Molecular microbial taxonomy relies upon the generation and inheritance of genetic mutations that is the replacement of a nucleotide building block of a gene by another nucleotide. Sometimes the mutation confers no advantage to the microorganism and so is not maintained in subsequent generations. Sometimes the mutation has an adverse effect, and so is actively suppressed or changed. But sometimes the mutation is advantageous for the microorganism. Such a mutation will be maintained in succeeding generations.
Because mutations occur randomly, the divergence of two initially genetically similar microorganisms will occur slowly over evolutionary time (millions of years). By sequencing a target region of genetic material, the relatedness or dissimilarity of microorganisms can be determined. When enough microorganisms have been sequenced, relationships can be established and a dendrogram constructed.
For a meaningful genetic categorization, the target of the comparative sequencing must be carefully chosen. Molecular microbial taxonomy of bacteria relies on the sequence of ribonucleic acid (RNA ), dubbed 16S RNA, that is present in a subunit of prokaryotic ribosomes . Ribosomes are complexes that are involved in the manufacture of proteins using messenger RNA as the blueprint. Given the vital function of the 16S RNA, any mutation tends to have a meaningful, often deleterious, effect on the functioning of the RNA. Hence, the evolution (or change) in the 16S RNA has been very slow, making it a good molecule with which to compar microorganisms that are billions of years old.
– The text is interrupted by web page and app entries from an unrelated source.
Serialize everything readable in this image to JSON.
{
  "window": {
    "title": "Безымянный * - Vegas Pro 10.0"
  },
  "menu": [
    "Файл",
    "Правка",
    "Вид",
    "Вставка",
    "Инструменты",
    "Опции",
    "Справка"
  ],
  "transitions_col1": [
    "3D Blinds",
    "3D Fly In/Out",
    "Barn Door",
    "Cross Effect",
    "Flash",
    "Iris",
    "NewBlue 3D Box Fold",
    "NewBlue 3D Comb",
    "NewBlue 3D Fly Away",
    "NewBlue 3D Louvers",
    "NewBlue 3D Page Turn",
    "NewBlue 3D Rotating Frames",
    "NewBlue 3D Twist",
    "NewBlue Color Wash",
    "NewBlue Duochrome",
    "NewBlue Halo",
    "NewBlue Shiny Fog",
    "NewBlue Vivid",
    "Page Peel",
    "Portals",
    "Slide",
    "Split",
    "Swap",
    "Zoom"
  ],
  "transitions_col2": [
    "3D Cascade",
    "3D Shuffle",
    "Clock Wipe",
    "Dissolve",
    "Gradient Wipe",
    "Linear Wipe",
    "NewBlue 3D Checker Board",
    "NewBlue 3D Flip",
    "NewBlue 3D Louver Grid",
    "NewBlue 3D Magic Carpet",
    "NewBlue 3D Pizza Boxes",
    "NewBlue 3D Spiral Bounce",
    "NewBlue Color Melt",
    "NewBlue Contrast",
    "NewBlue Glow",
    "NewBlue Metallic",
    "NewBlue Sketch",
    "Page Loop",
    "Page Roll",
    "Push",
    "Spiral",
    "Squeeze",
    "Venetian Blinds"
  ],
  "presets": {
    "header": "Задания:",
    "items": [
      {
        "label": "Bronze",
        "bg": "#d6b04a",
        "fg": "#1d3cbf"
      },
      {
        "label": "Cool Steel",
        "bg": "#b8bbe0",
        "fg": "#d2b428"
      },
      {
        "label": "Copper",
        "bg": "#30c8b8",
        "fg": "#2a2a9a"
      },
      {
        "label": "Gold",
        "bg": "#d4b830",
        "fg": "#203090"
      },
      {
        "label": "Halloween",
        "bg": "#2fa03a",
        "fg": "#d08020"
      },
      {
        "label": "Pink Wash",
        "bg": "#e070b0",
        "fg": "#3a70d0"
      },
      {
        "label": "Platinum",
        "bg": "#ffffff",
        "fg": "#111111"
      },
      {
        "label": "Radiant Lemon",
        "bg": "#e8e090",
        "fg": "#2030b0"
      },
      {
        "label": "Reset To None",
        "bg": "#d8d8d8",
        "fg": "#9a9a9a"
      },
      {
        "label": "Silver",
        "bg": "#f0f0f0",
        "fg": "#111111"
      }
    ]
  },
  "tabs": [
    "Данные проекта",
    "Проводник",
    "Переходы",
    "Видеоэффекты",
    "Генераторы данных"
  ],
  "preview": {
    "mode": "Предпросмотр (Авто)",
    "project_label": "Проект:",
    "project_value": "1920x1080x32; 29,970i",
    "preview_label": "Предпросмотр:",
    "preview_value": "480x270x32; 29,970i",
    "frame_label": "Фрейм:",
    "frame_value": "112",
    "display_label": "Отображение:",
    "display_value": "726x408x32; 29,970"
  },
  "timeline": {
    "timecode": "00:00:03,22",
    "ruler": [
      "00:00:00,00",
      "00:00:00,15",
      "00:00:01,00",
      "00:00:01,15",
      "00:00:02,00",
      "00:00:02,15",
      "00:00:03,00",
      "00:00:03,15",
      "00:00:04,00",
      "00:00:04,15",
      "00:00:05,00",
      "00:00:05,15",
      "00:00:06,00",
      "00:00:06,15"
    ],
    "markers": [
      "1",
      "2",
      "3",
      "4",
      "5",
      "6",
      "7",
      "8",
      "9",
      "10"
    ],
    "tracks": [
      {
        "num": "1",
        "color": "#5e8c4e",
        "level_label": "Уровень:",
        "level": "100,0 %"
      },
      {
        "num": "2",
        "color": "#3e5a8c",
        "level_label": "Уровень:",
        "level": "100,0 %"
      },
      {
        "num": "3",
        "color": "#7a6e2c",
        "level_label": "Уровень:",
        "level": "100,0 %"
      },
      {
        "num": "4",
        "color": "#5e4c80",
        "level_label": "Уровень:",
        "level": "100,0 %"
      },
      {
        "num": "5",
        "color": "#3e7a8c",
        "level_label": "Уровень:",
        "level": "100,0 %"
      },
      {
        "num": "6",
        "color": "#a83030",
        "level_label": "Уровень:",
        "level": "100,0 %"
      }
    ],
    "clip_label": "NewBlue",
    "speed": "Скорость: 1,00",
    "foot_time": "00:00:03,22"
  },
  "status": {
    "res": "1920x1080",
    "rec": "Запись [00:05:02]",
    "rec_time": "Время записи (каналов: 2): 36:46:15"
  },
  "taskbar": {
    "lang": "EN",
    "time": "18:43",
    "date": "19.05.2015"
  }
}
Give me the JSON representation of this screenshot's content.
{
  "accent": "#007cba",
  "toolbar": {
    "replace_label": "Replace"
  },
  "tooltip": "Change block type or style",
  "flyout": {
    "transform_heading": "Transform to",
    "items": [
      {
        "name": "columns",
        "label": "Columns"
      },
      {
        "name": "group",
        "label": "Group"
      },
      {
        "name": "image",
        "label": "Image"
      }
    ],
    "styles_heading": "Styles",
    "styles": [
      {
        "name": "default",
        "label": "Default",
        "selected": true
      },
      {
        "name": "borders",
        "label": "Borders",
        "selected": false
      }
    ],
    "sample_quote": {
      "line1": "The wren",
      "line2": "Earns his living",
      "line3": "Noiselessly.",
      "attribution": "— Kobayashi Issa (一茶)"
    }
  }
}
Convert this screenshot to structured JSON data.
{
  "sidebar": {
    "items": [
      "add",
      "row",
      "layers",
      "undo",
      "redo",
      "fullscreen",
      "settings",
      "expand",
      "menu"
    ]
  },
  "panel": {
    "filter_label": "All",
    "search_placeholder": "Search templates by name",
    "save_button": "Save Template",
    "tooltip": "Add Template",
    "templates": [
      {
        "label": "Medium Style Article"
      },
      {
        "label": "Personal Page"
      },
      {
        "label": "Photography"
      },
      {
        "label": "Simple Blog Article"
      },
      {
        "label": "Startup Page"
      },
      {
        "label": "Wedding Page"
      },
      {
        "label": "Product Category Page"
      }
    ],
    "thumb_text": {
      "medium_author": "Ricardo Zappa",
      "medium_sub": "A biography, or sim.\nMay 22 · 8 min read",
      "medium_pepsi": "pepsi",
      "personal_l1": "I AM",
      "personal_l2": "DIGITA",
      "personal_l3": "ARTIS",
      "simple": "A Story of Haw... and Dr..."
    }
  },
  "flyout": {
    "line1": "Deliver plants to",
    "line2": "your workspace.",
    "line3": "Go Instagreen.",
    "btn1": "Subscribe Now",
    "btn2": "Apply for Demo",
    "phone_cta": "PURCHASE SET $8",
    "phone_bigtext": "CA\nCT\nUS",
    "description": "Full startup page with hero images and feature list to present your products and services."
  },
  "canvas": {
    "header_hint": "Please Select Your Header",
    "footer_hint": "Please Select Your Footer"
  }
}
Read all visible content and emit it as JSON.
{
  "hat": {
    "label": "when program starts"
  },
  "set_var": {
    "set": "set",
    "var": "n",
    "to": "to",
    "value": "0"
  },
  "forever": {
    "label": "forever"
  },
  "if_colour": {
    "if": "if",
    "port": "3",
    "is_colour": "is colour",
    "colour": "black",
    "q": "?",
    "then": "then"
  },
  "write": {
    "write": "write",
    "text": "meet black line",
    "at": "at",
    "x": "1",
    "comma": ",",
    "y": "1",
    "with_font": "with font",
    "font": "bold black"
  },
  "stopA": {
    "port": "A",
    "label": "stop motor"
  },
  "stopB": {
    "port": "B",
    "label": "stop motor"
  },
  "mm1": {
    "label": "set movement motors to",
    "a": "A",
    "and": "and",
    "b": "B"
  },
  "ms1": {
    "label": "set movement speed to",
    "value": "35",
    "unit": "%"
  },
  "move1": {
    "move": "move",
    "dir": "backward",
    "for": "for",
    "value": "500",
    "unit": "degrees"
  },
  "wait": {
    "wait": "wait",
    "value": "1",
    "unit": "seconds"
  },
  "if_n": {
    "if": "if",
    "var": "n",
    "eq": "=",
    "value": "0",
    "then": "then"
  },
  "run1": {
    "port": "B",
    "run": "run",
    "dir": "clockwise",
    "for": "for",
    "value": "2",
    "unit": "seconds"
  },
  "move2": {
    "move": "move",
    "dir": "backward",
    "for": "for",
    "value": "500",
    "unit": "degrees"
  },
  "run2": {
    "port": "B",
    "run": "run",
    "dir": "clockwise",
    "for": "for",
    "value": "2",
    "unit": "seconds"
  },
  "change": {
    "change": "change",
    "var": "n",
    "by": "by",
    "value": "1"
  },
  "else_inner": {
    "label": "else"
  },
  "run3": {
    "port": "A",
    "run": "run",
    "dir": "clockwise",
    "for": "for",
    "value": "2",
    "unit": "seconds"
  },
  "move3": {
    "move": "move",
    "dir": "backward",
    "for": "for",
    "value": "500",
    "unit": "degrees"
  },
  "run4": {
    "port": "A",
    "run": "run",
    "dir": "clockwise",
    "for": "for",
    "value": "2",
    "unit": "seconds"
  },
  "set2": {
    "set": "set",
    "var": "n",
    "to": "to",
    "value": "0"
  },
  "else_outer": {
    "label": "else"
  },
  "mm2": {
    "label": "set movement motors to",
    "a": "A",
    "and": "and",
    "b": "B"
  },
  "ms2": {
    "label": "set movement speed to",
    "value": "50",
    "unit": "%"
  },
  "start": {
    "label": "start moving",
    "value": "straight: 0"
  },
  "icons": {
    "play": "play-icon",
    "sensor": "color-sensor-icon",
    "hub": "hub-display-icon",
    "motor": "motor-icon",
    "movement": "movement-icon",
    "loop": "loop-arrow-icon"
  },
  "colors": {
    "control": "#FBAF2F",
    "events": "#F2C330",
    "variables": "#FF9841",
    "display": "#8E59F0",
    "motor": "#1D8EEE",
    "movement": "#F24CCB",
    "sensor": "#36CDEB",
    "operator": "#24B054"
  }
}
Molecular microbial taxonomy has been possible because of the development of the technique of the polymerase chain reaction . In this technique a small amount of genetic material can be amplified to detectable quantities
The use of the chain reaction has produced a so-called bacterial phylogenetic tree. The structure of the tree is even now evolving. But the current view has the tree consisting of three main branches. One branch consists of the bacteria. There are some 11 distinct groups within the bacterial branch. Three examples are the green non-sulfur bacteria, Gram-positive bacteria, and cyanobacteria.
The second branch of the evolutionary tree consists of the Archae, which are thought to have been very ancient bacteria that diverged from both bacteria and eukaryotic organisms billions of years ago. Evidence to date places the Archae a bit closer on the tree to bacteria than to the final branch (the Eucarya). There are three main groups in the archae: halophiles (salt-loving), methanogens, and the extreme thermophiles (heat loving).
Finally, the third branch consists of the Eucarya, or the eukaryotic organisms. Eucarya includes organisms as diverse as fungi, plants, slime molds and animals (including humans).
See also Bacterial kingdoms; Genetic identification of microorganisms